Besides those three repressive regimes, the 10th annual Trafficking in Persons report released Monday listed Papua New Guinea, Kuwait, Sudan, Cuba, Mauritania, the Dominican Republic, Congo, Saudi Arabia, Eritrea and Zimbabwe as "Tier 3" countries that haven't shown effort to comply with minimum international standards.
The United States is included the first time because "we believe it is important to keep the spotlight on ourselves," Secretary of State Hillary Clinton said when introducing the report.
The United States is listed as a "Tier 1" country -- along with 20-plus other countries -- meaning it complies with minimum standards. "Tier 2" countries aren't fully compliant but are working to improve.
Behind statistics of the report, Clinton said, "are the struggles of real human beings, the tears of families who may never see their children again, the despair and indignity of those suffering under the worst forms of exploitation."
The report provides assessments and recommendations for 177 countries, she said.
"All of us have a responsibility to bring this practice to an end," Clinton said. "Survivors must be supported and their families aided and comforted, but we cannot turn our responsibility for doing that over to non-governmental organizations or the faith community."
Key numbers from the 2010 report for the year 2009 include:
-- 12.3 million adults and children are in forced labor, bonded labor and forced prostitution worldwide, and 56 percent are women and girls.
-- Human traffickers collect $32 billion annually.
-- The 49,105 victims of trafficking worldwide is a 59 percent increase over 2008, the last reporting year.
The report said 23 countries' rankings were upgraded in the 2010 report while 19 countries were downgraded in their rankings.

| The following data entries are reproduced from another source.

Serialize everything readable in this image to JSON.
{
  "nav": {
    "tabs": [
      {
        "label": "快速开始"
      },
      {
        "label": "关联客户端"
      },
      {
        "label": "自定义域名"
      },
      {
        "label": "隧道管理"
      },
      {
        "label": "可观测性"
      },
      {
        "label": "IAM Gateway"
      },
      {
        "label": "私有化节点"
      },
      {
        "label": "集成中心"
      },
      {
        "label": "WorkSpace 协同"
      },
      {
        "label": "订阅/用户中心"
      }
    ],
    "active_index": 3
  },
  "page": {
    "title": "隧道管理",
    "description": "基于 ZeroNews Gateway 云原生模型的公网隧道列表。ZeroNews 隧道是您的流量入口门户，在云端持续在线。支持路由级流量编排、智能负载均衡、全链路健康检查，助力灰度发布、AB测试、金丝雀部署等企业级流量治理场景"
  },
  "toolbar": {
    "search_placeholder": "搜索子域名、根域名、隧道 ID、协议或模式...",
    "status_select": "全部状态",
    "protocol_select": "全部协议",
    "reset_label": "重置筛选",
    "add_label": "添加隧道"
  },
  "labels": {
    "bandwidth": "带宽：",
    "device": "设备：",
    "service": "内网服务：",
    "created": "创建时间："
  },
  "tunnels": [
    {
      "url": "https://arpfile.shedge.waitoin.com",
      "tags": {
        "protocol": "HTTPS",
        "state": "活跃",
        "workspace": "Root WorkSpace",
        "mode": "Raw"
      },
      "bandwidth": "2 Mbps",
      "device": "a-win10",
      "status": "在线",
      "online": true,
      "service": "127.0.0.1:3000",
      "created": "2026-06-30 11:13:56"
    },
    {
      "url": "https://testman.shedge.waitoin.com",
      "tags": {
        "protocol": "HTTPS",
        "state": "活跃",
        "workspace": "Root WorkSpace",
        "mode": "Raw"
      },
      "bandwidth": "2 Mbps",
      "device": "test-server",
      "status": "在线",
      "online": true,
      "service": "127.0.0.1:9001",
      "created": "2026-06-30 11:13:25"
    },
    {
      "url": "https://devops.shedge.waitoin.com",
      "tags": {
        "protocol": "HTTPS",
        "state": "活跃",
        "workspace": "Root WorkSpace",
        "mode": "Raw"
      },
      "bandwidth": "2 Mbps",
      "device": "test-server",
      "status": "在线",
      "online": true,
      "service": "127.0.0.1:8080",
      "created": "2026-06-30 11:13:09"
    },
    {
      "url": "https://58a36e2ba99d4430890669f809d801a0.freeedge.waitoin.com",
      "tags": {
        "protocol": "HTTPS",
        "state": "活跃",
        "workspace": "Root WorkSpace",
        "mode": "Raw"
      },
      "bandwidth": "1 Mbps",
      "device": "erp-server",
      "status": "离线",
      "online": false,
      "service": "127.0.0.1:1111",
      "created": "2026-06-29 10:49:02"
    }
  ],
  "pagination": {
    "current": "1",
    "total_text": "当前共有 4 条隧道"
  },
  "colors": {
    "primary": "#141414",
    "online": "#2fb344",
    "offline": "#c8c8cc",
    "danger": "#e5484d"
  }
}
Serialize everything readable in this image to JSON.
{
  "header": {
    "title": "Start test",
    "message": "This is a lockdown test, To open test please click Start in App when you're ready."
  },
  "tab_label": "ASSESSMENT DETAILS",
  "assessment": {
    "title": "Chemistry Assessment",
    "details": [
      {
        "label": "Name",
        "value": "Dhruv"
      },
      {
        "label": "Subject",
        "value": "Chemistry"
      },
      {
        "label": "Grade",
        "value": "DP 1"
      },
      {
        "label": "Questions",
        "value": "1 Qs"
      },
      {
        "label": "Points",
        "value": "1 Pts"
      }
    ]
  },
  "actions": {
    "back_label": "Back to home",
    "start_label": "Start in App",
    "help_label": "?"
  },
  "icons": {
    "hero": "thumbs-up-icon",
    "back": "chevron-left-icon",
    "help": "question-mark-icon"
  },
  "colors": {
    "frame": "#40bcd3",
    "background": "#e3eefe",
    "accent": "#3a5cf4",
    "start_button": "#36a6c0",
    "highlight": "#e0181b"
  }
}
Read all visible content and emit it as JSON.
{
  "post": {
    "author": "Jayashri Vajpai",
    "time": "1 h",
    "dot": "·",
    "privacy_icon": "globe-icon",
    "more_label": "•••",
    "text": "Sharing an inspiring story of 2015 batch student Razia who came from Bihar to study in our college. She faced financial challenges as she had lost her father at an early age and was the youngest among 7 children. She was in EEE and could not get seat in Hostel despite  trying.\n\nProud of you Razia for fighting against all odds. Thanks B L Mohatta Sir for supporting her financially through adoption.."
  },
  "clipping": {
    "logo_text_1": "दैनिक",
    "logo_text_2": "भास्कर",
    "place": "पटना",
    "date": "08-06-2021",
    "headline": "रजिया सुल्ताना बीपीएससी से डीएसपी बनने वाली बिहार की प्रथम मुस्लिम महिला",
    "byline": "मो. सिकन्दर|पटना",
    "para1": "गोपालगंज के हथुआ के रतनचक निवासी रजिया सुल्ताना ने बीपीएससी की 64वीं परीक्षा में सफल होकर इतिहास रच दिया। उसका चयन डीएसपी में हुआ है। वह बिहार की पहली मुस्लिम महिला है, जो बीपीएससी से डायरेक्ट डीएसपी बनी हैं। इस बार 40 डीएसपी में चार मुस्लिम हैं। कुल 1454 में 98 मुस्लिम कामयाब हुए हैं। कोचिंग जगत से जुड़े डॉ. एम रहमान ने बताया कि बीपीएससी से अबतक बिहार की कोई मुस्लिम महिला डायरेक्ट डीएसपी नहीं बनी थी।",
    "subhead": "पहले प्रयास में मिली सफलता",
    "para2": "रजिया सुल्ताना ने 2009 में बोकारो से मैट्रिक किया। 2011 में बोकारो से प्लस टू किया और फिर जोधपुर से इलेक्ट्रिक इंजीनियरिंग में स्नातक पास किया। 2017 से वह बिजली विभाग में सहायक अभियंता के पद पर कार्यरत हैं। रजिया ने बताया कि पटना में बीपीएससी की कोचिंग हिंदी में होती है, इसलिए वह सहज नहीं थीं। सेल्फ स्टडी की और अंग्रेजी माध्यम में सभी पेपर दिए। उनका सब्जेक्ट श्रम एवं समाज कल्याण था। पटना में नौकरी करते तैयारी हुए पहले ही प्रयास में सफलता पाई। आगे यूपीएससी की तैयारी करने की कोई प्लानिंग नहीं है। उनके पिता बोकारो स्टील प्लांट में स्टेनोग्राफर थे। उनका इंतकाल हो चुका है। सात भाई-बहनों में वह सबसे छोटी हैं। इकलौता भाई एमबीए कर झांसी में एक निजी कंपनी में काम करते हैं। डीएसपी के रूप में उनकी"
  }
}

The report also said 4,166 prosecutions in 2009 were successful, but 62 countries still haven't convicted a human trafficker and 104 countries don't have laws, policies or regulations to prevent victims from being deported.